As a digital marketer and inbound marketing aficionado, I have written more than a few blogs in my life. And I must say, there is nothing more frustrating than working really hard on a blog post only to see it's gotten two likes on Facebook and a handful of views on your site. Before I really started to understand inbound marketing, I would've considered that blog post a failure. We live in a world where we are surrounded by Buzzfeed and Upworthy and we have come to expect that our content isn't good unless it is being consumed by the masses and shared by thousands. Secretly (or not so secretly), we all want to be the next company that has a piece of content go viral.
Well I'm here to tell you that, 9 times out of 10, in the world of inbound marketing, you don't want to want to be creating this type of content.
I repeat, you do not want to be creating content like this.

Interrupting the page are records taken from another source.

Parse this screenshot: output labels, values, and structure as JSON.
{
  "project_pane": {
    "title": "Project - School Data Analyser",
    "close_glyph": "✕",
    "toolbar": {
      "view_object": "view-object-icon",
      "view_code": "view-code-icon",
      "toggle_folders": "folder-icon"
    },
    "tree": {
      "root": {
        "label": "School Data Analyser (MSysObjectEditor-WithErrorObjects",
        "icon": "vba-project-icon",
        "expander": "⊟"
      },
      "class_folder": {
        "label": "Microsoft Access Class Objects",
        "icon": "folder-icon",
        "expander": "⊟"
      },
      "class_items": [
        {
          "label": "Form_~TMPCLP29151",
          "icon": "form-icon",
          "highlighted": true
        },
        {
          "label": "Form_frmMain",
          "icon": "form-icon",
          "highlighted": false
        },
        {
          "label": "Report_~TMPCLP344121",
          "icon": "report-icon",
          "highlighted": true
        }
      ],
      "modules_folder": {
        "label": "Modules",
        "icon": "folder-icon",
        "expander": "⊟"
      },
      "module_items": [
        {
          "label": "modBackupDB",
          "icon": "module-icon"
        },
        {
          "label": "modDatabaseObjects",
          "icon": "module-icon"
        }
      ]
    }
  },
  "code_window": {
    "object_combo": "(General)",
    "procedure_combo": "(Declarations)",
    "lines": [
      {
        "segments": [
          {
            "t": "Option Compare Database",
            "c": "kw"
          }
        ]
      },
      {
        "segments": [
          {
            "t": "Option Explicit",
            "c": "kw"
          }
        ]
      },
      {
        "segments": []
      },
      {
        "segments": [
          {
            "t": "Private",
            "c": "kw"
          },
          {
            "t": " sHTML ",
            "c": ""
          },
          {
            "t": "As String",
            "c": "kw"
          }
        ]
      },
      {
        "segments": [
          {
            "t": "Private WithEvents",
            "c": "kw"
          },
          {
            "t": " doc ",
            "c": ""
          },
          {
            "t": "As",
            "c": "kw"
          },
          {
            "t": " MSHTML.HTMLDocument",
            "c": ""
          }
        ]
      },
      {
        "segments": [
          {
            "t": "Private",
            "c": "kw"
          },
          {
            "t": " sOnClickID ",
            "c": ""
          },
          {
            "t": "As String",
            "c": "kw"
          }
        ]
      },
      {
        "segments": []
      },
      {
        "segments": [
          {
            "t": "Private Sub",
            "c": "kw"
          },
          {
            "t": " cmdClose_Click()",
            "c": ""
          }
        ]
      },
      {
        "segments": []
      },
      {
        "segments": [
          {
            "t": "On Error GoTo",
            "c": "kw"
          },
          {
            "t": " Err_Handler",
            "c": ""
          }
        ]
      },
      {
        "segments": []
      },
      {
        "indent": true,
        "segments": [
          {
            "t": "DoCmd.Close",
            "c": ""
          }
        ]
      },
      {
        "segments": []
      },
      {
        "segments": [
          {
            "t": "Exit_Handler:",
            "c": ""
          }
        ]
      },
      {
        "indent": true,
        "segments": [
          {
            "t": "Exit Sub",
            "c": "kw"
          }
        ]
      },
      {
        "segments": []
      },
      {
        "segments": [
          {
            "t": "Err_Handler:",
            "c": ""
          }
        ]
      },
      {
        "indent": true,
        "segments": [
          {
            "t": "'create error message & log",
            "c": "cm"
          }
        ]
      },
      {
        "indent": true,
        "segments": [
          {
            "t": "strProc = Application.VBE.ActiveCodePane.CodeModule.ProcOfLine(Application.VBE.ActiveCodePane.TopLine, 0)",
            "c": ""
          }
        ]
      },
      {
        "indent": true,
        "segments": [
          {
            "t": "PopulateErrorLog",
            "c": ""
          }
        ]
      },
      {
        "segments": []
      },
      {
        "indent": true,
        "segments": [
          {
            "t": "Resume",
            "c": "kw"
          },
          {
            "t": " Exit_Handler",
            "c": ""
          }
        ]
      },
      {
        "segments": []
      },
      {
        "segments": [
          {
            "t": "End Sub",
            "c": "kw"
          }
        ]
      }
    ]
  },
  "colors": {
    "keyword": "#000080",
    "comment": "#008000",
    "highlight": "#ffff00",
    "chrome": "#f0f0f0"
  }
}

I know this may seem counterintuitive. As business owners and marketers, everything we know and love about content is its ability to easily be shared and consumed in order to place your brand at the forefront of potential customers. After all, that’s why we spend our valuable time and money on blogs, social media, and inbound marketing.
Think of it like this. The point of Buzzfeed and Upworthy content is to get likes, share, follows, etc. This ultimately drives traffic to their site, which is digital marketing 101. We all want our website to be highly trafficked. But this method works for Buzzfeed for one reason and one reason only. Their revenue model is based off of selling ads on their site. Now put your inbound marketing hat on. Sure, we love increased traffic... but why? To increase sales.
Don’t be a Slave to the Click
This past May I attended the Authority 2014 conference put on by the folks at Copyblogger. One of the panelists, Tom Martin, spoke about how we have become a “slave to the click”. As content creators we have become so obsessed with getting our traffic numbers higher, with increasing our followers, with getting more likes, that we have forgotten about the click that actually matters—the one that gets us a sale. If your main focus is to getting your content to go viral or to provide entertainment for those at work, you’re probably not writing the type of useful content that truly helps people in their decision making process. Trust me, I love a good gif as much as anyone, but gifs don't increase your revenue.
Often times we see people ranking the success of their blog post off of the number of views it got or its social traction. Don't get me wrong, we look at those metrics too. They can give you great insight into what types of content your consumers are interested in. However, there are additional metrics that you can and should be looking at.
Other Metrics to Look At
When I'm evaluating blog posts, there are a couple key metrics that I look at in HubSpot (our marketing tool of choice) find to be paticularily helpful in determining that specific posts performance:
CTA Click Through Rate
Inbound marketing best practices calls for including a CTA for an offer at the bottom of every blog posts so that your site visitors have a quick an easy way to get to a conversion point. Looking at the percentage of traffic that went on to click a CTA can be a great way to tell at a high level if your blog posts are helping getting visitors moved into your online sales funnel.
In HubSpot there's a nifty little tool in the reports section that allows you to see which of your website pages and blogs have actually been viewed by visitors that eventually turned into leads. For example, you might be able to see that a certain blog post was the last page that 20 of your leads visited before converting. Metrics like this are very powerful. A piece of content that has directly contributed to 20 conversions has much more siginicance than a post that has lead to 0 conversions but has 1000 views.
When it's all said and done, we really do love views, likes, shares and tweets as much as the next person. We just love seeing that conversion rate going up even more.
December 23, 2014